In the evening, the informal events crank up and go into the wee hours. They are the highlight of the festival.

Tuesday, June 7, 2011

Be A Movie Mogul. Support Michael Caplan's "Algren."

Nelson Algren is a Chicago writer whose work I admire. His Chicago, City On The Make is pretty much the only thing you need read to truly understand the Windy City. His Man With The Golden Arm was the first National Book Award winner. He was part of a romantic triangle with Jean Paul Sartre and Simone de Beauvoir. He was a degenerate drinker and gambler. What's not to love?

Michael Caplan is a friend of mine, a Chicago filmmaker who is working on a feature-length Algren documentary. His secret weapon is Art Shay, a Chicago photographer and living legend who was Algren's close friend. Shay took hundreds of photographs of Algren over the years, marvelously capturing Algren's Chicago in the process.

Finally, Kickstarter is a cool web site that helps artists fund artistic projects and makes it easy for people like us to help. Any support level above $10 is gladly accepted.

So check out the sample clip and make a pledge today. Click on the title below the video frame to go to the "Algren" page on the Kickstarter site. You can also watch the clip there.

Monday, June 6, 2011

Great Lakes Tries New Approach To “The Whiskey Problem.”

Great Lakes Distillery (GLD) is a Milwaukee micro-distillery, located on the edge of the Walkers Point neighborhood just south of downtown. You can see the Harley Museum from there.

Founder Guy Rehorst, distiller Doug MacKenzie, and their team are cool people who have done a great job making interesting products and winning the loyalty of local drinkers.

Like every micro, GLD has wrestled with ‘the whiskey problem,’ namely; whiskey is by definition aged in oak, almost always for years and years. For a variety of reasons, mostly financial, few micros have figured out how to make that happen.

GLD has come up with its own, unique solution called Kinnickinnic Whiskey. The word means ‘mixture’ in the Ojibwe tongue. Specifically, it refers to the mixture of tobacco and other plant materials used for ceremonial smoking. It’s also a common place name in Wisconsin.

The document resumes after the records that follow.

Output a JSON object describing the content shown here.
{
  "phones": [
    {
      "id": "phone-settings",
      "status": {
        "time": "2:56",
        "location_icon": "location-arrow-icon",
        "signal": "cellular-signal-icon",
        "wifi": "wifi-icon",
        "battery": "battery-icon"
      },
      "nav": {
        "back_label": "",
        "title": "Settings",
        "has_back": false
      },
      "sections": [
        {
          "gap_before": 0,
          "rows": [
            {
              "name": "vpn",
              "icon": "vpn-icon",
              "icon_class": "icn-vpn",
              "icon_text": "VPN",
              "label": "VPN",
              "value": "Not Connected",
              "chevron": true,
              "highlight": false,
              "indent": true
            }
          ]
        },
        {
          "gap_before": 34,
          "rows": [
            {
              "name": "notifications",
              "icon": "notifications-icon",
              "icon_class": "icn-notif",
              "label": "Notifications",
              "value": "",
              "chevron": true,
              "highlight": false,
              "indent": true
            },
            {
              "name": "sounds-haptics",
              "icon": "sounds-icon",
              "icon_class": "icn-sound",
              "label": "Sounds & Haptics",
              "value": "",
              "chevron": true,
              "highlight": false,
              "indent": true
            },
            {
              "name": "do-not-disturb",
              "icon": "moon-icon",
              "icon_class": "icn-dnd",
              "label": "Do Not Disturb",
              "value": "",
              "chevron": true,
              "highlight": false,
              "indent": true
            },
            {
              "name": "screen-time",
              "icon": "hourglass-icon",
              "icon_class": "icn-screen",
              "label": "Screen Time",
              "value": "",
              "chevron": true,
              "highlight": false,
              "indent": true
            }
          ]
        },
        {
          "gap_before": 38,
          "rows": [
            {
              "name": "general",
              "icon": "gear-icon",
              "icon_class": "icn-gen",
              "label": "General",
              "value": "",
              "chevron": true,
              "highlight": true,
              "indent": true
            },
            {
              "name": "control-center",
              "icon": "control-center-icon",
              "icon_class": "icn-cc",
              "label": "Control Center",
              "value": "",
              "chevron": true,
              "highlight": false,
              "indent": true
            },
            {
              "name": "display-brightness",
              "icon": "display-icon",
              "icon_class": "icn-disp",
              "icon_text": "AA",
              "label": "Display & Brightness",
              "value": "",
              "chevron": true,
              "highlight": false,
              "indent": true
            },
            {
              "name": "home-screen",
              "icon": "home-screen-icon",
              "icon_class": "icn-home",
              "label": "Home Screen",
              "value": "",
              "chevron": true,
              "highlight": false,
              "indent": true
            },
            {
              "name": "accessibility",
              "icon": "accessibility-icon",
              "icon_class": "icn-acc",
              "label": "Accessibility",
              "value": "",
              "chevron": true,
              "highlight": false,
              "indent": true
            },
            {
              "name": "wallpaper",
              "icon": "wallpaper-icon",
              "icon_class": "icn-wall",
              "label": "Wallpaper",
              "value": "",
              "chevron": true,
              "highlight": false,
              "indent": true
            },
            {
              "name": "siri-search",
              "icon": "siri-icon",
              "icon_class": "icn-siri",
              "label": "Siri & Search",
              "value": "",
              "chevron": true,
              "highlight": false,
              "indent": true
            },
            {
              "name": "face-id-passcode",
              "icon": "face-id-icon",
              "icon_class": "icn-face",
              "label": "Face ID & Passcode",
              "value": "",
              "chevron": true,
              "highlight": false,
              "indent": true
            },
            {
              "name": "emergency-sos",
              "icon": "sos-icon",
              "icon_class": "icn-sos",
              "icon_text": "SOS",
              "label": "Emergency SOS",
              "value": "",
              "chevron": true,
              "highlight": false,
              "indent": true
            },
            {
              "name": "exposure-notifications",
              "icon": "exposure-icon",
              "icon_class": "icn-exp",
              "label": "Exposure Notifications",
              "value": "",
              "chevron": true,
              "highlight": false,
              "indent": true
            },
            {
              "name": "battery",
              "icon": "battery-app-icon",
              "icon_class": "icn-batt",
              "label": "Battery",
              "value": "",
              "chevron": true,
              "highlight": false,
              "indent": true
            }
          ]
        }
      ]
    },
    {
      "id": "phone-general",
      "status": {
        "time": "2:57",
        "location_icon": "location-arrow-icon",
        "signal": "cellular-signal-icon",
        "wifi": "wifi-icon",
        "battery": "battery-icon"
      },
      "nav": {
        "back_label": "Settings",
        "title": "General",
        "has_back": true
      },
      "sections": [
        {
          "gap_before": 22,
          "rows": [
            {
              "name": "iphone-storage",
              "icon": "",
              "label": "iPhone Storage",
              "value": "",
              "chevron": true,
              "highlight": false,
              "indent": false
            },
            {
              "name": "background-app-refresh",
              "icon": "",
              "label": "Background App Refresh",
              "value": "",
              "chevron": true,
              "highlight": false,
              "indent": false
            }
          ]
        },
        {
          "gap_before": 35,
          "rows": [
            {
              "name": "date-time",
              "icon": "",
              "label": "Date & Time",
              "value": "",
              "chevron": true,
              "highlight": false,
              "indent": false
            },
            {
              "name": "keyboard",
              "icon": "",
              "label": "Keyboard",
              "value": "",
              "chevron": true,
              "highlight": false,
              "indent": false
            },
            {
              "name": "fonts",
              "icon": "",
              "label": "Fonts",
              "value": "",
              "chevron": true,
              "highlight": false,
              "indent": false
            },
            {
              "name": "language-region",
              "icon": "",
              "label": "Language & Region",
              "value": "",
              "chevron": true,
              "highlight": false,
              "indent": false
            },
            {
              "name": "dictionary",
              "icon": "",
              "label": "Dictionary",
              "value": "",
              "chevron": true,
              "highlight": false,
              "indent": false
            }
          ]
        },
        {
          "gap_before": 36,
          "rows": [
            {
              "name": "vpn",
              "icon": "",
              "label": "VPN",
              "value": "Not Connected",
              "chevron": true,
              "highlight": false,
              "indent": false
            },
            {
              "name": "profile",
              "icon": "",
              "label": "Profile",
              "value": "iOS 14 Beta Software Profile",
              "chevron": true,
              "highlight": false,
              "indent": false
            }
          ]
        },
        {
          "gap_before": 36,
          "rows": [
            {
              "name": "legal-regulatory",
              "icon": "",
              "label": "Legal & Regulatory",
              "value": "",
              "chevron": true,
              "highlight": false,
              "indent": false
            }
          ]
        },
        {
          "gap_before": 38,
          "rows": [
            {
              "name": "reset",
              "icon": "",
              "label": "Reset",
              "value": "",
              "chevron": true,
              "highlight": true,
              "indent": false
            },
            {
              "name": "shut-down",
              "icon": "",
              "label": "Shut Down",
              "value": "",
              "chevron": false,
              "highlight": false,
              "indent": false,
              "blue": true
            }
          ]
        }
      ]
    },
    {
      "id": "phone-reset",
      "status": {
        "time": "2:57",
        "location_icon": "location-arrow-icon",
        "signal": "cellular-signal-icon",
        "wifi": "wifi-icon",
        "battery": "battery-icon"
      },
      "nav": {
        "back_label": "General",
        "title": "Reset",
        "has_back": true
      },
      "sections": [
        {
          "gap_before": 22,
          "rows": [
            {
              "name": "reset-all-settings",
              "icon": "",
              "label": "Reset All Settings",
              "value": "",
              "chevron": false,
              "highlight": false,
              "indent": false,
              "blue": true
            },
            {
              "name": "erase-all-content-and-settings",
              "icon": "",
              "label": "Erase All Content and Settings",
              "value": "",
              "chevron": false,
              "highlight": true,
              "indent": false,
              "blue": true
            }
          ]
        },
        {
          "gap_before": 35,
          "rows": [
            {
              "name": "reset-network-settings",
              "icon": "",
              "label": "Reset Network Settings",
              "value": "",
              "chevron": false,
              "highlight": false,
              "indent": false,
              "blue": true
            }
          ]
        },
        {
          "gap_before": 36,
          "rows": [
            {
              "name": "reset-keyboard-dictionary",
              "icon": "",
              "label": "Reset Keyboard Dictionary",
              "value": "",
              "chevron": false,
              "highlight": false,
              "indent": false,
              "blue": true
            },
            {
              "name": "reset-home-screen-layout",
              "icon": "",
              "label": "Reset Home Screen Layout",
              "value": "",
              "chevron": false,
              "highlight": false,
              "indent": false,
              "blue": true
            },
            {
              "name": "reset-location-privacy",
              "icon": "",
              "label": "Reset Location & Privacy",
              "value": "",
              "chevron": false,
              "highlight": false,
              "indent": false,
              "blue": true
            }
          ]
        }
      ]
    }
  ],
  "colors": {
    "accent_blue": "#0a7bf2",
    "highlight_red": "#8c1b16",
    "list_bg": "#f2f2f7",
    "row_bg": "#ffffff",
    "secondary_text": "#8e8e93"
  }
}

GLD’s Kinnickinnic Whiskey, therefore, is a blended whiskey that combines Kentucky straight bourbon with malt whiskey distilled by Great Lakes. The bourbon distiller, though undisclosed, is not another micro. It’s one of the big guys.

"Straight" means the bourbon is at least two years old. They don’t say how old the malt is. Based on the taste, not very.

The best use for these very vegetal, very young whiskeys is in cocktails, where a skillful mixologist can both temper and complement their sharp edges. That’s true in this case as well.

It’s 90° in Chicago today, so I tried a whiskey sour. Excellent! Delicious! Perfectly enjoyable!

I was afraid the whiskey would be overpowering but I stuck to a standard recipe. Next time I’ll probably up the whiskey a little, because it blended so nicely into the drink. I’ll probably also hit it with my usual dash of cherry bitters, which I omitted for fear the whiskey itself would make it bitter enough.

Neat, it’s not so enjoyable. It’s hot with a very strong, white dog flavor. It’s as well made as such a thing can be. There’s just no getting around its youth. To 'Kinnickinnic' it a little more by adding some other ingredients is the key, and at $29 a 750 ml you won’t feel like you’re paying way too much for a mixing whiskey.